[Information provided — start]
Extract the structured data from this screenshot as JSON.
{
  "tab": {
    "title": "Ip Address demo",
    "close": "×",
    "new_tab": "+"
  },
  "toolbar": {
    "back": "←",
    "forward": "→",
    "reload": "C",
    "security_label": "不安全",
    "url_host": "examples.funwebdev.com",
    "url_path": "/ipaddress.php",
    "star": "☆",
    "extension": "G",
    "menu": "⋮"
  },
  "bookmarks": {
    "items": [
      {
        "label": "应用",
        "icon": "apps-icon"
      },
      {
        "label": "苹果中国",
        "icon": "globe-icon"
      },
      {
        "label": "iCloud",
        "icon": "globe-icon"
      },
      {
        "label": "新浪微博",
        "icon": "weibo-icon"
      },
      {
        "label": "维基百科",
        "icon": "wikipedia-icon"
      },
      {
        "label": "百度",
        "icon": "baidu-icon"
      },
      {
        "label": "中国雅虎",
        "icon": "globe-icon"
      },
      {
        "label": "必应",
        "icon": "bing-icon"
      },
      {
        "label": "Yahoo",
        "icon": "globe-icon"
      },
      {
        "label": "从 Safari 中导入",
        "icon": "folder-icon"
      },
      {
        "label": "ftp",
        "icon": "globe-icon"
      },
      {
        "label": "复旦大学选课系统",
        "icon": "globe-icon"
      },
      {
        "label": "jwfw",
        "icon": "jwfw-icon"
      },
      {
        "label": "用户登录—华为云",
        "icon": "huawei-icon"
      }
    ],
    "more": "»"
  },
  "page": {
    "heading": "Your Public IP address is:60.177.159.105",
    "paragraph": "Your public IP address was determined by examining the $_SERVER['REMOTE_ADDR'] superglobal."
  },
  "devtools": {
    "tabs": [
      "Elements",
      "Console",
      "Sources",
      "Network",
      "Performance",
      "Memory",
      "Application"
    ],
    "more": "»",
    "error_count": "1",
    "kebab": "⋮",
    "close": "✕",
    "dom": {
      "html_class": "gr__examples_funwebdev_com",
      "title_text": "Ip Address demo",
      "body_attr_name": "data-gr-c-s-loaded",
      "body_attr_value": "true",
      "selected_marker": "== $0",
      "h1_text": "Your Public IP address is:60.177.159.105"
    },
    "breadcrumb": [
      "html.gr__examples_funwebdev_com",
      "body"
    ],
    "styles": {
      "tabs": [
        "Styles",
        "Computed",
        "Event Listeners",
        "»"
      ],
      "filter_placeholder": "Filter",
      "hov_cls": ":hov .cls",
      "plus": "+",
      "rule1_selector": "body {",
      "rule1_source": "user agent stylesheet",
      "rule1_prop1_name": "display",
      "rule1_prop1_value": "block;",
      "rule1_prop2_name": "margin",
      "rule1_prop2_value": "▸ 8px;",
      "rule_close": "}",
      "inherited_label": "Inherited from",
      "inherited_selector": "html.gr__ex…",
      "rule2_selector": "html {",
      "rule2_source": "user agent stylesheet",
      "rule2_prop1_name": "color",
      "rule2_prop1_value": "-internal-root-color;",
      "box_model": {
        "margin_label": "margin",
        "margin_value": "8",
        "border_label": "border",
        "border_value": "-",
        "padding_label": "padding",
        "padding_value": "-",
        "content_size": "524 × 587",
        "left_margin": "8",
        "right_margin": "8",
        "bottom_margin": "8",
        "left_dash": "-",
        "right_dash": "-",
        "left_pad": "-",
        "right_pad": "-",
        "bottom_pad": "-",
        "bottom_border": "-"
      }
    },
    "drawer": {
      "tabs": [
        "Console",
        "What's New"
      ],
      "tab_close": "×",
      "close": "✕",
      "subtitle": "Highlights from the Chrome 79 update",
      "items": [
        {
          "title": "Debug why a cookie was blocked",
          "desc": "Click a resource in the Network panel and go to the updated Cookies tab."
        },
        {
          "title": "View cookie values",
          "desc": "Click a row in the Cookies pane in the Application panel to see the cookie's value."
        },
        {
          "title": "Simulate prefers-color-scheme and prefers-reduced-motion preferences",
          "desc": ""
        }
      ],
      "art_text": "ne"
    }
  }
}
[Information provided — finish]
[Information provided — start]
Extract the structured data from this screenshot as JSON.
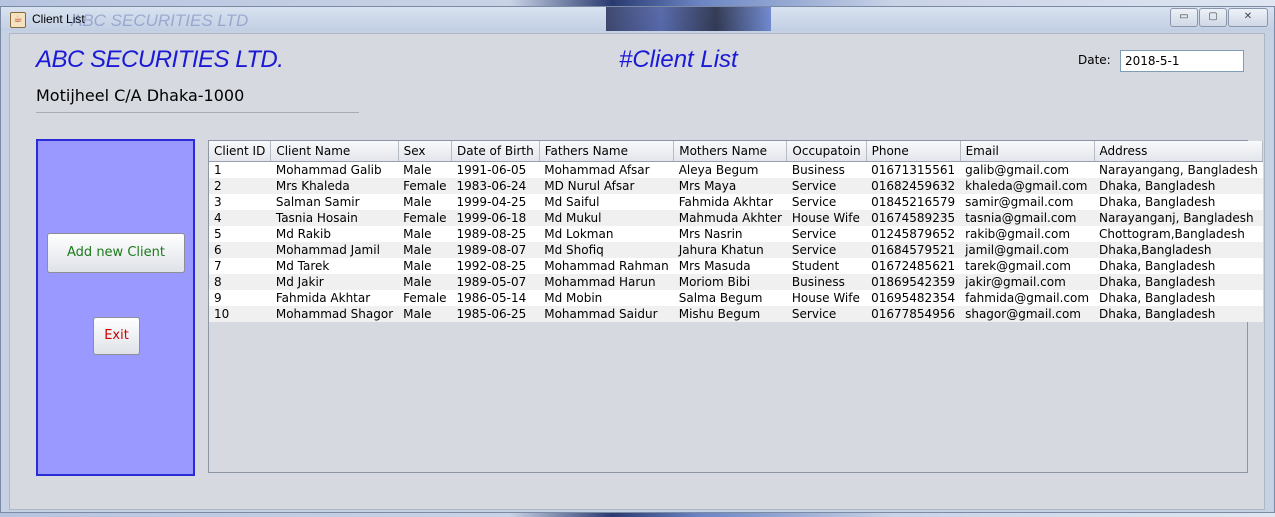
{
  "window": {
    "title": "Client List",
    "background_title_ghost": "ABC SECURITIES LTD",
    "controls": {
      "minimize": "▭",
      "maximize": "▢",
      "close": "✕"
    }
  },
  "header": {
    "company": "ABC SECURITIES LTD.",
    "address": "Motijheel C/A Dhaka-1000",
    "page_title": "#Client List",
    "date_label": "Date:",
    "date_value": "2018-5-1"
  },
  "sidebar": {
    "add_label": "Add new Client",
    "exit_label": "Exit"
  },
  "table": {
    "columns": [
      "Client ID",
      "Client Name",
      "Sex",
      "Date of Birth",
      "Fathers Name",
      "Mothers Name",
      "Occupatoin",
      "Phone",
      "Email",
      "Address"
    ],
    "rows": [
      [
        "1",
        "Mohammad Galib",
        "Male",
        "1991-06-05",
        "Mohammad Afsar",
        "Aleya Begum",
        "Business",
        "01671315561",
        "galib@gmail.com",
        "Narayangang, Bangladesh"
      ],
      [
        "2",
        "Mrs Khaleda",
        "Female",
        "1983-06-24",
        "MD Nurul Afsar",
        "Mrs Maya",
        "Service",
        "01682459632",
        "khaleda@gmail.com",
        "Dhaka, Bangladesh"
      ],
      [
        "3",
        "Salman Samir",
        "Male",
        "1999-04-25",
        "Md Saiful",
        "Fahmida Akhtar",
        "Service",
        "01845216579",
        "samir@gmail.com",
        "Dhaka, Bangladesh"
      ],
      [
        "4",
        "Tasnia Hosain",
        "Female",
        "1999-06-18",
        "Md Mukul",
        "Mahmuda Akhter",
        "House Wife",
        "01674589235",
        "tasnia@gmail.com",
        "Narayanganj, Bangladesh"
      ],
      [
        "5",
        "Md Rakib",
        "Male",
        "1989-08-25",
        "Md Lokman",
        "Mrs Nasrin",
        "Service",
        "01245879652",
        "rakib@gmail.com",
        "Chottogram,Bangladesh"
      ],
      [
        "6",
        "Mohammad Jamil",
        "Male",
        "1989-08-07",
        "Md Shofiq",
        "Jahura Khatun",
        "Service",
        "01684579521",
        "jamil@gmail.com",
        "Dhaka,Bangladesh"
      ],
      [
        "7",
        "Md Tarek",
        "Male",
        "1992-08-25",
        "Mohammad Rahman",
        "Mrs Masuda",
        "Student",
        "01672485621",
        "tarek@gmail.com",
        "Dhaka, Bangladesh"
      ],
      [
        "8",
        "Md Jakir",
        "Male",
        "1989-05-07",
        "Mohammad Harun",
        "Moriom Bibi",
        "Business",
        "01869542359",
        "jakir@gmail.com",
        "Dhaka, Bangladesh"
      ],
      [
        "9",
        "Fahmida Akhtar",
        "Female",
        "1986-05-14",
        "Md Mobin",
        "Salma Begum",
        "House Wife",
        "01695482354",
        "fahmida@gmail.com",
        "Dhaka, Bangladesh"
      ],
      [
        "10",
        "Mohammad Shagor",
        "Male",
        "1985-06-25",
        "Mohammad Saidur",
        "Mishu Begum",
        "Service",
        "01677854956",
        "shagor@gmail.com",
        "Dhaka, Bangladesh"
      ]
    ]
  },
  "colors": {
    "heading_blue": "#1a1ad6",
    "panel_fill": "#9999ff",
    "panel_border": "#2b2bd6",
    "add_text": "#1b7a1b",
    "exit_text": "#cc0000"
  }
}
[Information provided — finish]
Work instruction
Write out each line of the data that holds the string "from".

Exercise result
Extract the structured data from this screenshot as JSON.
      "inherited_label": "Inherited from",
      "subtitle": "Highlights from the Chrome 79 update",
Extract the structured data from this screenshot as JSON.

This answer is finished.